“Pointers from the Pros” gives tips from authors and publishing industry professionals on everything from craft to querying to their experiences on the road to publication.
I spoke at the 30th annual Romance Writers of America conference in Orlando, Fla. Although I couldn’t go to all the faboo sessions being offered, I took a ton of notes at the classes I was lucky enough to attend—and I’m sharing some of those tips with my lovely blog readers. (<—Thanks for being so fabulous, BTW!)
The first afternoon of the conference, I attended the PRO Retreat, which was stockpiled with talks by awesome agents, editors, and authors. *ahem—Donald Maass much?*
Here is what Writing the Breakout Novel and The Fire in Fiction author/agent extraordinare Donald Maass of Donald Maass Literary Agency (or, The Donald, as I like to call him) had to say* about writing great fiction.
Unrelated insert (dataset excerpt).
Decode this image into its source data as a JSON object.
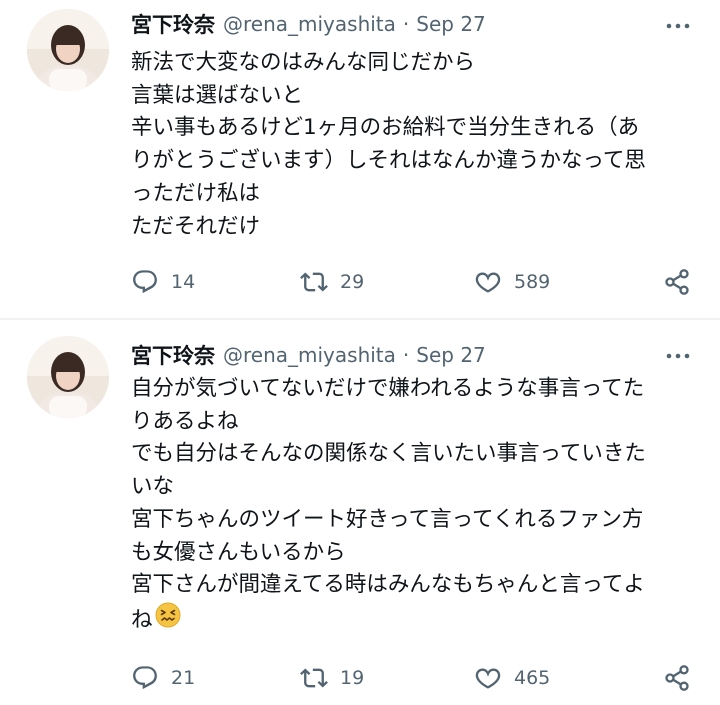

ON THE PUBLISHING INDUSTRY: Is it a brave new world, or a lot like the past?
- He says the industry hasn’t changed at all:
“The fundamental transaction (between the storyteller and the reader) is exactly the same.”
- He points to the evidence that eBook bestsellers are the same as hard copy bestsellers—a direct correlation
- He says there are some nuances, but, generally, it’s the same.
“Everything depends on great fiction.”
THREE THINGS THAT MAKE NOVELS GREAT
- Most of his work is story development—working with authors to better their stories, create tension, etc.
- In the “third draft stage,” you know your writing is good—you’re ready—you’re worthy—but you’re still getting rejections.
- It’s the point at which you’ve learned everything you can from workshops, from crit partners
- You need the last 10%—the stuff that agents and editors aren’t willing to share
- What is it?
- Craft and more craft—in particular, the pieces of the craft that you need
- How do you get this?
- Detailed, professional feedback—it’s worth paying for, if it’s good
- What is it?
- Top authors in the field are very often students of the craft
- Books 2,3, 4 make or break your career
- Nora Roberts, for instance—160 books—and they’re all good!
- He cites one author who runs a runs a book club, where the members read one book a month and then discuss how well the author handled one lens or aspect of the craft. (These are all authors who have written 20—30 books, he says.)
3. WRITE WHAT YOU KNOW
- He cites the example of 2010 RITA finalist Pamela Morsi’s Red’s Hot Honky-Tonk Bar
- He says it’s emotionally gripping because Morsi brought herself into the story (she is from San Antonio—she knows the world intimately; she reinvented herself—as does her main character)
*More posts on The Donald at RWA to come–stay tuned!